**EXERCISE OBJECTIVE**
Return the entire listing, character for character.

**RECORDS PROVIDED**
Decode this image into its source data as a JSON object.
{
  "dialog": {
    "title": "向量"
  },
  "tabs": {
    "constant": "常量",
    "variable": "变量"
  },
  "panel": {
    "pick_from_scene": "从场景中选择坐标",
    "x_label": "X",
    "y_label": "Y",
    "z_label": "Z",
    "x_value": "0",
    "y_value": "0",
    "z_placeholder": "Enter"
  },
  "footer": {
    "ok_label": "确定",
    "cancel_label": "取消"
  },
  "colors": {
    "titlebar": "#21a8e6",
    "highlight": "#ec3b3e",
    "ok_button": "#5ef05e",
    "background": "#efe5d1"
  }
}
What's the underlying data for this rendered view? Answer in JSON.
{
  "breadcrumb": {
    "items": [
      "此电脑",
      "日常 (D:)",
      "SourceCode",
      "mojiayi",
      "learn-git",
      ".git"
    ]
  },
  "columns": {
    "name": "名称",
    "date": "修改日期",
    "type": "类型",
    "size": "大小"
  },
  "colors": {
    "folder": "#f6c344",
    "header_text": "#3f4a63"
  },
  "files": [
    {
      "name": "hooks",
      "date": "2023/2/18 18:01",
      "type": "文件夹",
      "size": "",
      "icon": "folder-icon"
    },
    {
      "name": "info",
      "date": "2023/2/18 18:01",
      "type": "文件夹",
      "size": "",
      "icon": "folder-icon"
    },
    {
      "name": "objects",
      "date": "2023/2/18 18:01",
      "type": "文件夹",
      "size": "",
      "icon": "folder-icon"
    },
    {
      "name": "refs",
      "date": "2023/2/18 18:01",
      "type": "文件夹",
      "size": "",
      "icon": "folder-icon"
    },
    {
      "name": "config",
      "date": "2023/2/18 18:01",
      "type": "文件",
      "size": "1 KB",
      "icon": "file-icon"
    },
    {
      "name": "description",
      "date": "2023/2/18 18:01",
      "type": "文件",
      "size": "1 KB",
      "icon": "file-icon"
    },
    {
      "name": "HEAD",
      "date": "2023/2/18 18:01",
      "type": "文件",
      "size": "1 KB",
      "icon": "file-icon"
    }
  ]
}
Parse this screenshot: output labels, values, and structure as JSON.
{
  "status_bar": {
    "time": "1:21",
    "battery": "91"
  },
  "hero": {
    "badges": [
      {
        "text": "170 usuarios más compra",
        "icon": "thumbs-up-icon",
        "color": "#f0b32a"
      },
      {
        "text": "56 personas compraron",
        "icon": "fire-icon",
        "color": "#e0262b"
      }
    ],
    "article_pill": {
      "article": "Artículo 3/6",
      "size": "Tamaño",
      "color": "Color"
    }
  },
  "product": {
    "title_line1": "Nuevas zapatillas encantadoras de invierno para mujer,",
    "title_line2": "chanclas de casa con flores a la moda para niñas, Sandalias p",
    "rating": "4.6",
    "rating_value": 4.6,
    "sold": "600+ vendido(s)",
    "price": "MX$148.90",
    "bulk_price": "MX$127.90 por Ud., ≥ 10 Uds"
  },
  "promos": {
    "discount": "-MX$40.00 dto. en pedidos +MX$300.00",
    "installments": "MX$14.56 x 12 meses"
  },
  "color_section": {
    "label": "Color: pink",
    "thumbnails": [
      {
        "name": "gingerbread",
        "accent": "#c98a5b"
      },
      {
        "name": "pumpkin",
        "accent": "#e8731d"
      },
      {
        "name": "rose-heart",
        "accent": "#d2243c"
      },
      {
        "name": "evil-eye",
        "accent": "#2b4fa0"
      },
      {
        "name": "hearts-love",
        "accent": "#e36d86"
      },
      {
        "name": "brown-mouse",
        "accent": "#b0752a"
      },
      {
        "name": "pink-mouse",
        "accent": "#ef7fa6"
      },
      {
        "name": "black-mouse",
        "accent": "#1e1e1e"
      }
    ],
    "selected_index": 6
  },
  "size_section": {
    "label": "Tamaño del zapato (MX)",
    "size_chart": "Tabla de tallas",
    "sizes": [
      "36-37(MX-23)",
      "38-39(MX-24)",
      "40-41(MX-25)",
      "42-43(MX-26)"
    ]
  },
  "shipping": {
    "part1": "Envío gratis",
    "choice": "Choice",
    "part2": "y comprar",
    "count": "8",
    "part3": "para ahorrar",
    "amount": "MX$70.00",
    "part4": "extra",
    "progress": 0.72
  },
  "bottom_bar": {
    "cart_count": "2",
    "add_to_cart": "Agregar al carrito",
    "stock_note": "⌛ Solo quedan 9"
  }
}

**THE COMPLETED TASK**
Decode this image into its source data as a JSON object.
{
  "dialog": {
    "title": "向量"
  },
  "tabs": {
    "constant": "常量",
    "variable": "变量"
  },
  "panel": {
    "pick_from_scene": "从场景中选择坐标",
    "x_label": "X",
    "y_label": "Y",
    "z_label": "Z",
    "x_value": "0",
    "y_value": "0",
    "z_placeholder": "Enter"
  },
  "footer": {
    "ok_label": "确定",
    "cancel_label": "取消"
  },
  "colors": {
    "titlebar": "#21a8e6",
    "highlight": "#ec3b3e",
    "ok_button": "#5ef05e",
    "background": "#efe5d1"
  }
}
What's the underlying data for this rendered view? Answer in JSON.
{
  "breadcrumb": {
    "items": [
      "此电脑",
      "日常 (D:)",
      "SourceCode",
      "mojiayi",
      "learn-git",
      ".git"
    ]
  },
  "columns": {
    "name": "名称",
    "date": "修改日期",
    "type": "类型",
    "size": "大小"
  },
  "colors": {
    "folder": "#f6c344",
    "header_text": "#3f4a63"
  },
  "files": [
    {
      "name": "hooks",
      "date": "2023/2/18 18:01",
      "type": "文件夹",
      "size": "",
      "icon": "folder-icon"
    },
    {
      "name": "info",
      "date": "2023/2/18 18:01",
      "type": "文件夹",
      "size": "",
      "icon": "folder-icon"
    },
    {
      "name": "objects",
      "date": "2023/2/18 18:01",
      "type": "文件夹",
      "size": "",
      "icon": "folder-icon"
    },
    {
      "name": "refs",
      "date": "2023/2/18 18:01",
      "type": "文件夹",
      "size": "",
      "icon": "folder-icon"
    },
    {
      "name": "config",
      "date": "2023/2/18 18:01",
      "type": "文件",
      "size": "1 KB",
      "icon": "file-icon"
    },
    {
      "name": "description",
      "date": "2023/2/18 18:01",
      "type": "文件",
      "size": "1 KB",
      "icon": "file-icon"
    },
    {
      "name": "HEAD",
      "date": "2023/2/18 18:01",
      "type": "文件",
      "size": "1 KB",
      "icon": "file-icon"
    }
  ]
}
Parse this screenshot: output labels, values, and structure as JSON.
{
  "status_bar": {
    "time": "1:21",
    "battery": "91"
  },
  "hero": {
    "badges": [
      {
        "text": "170 usuarios más compra",
        "icon": "thumbs-up-icon",
        "color": "#f0b32a"
      },
      {
        "text": "56 personas compraron",
        "icon": "fire-icon",
        "color": "#e0262b"
      }
    ],
    "article_pill": {
      "article": "Artículo 3/6",
      "size": "Tamaño",
      "color": "Color"
    }
  },
  "product": {
    "title_line1": "Nuevas zapatillas encantadoras de invierno para mujer,",
    "title_line2": "chanclas de casa con flores a la moda para niñas, Sandalias p",
    "rating": "4.6",
    "rating_value": 4.6,
    "sold": "600+ vendido(s)",
    "price": "MX$148.90",
    "bulk_price": "MX$127.90 por Ud., ≥ 10 Uds"
  },
  "promos": {
    "discount": "-MX$40.00 dto. en pedidos +MX$300.00",
    "installments": "MX$14.56 x 12 meses"
  },
  "color_section": {
    "label": "Color: pink",
    "thumbnails": [
      {
        "name": "gingerbread",
        "accent": "#c98a5b"
      },
      {
        "name": "pumpkin",
        "accent": "#e8731d"
      },
      {
        "name": "rose-heart",
        "accent": "#d2243c"
      },
      {
        "name": "evil-eye",
        "accent": "#2b4fa0"
      },
      {
        "name": "hearts-love",
        "accent": "#e36d86"
      },
      {
        "name": "brown-mouse",
        "accent": "#b0752a"
      },
      {
        "name": "pink-mouse",
        "accent": "#ef7fa6"
      },
      {
        "name": "black-mouse",
        "accent": "#1e1e1e"
      }
    ],
    "selected_index": 6
  },
  "size_section": {
    "label": "Tamaño del zapato (MX)",
    "size_chart": "Tabla de tallas",
    "sizes": [
      "36-37(MX-23)",
      "38-39(MX-24)",
      "40-41(MX-25)",
      "42-43(MX-26)"
    ]
  },
  "shipping": {
    "part1": "Envío gratis",
    "choice": "Choice",
    "part2": "y comprar",
    "count": "8",
    "part3": "para ahorrar",
    "amount": "MX$70.00",
    "part4": "extra",
    "progress": 0.72
  },
  "bottom_bar": {
    "cart_count": "2",
    "add_to_cart": "Agregar al carrito",
    "stock_note": "⌛ Solo quedan 9"
  }
}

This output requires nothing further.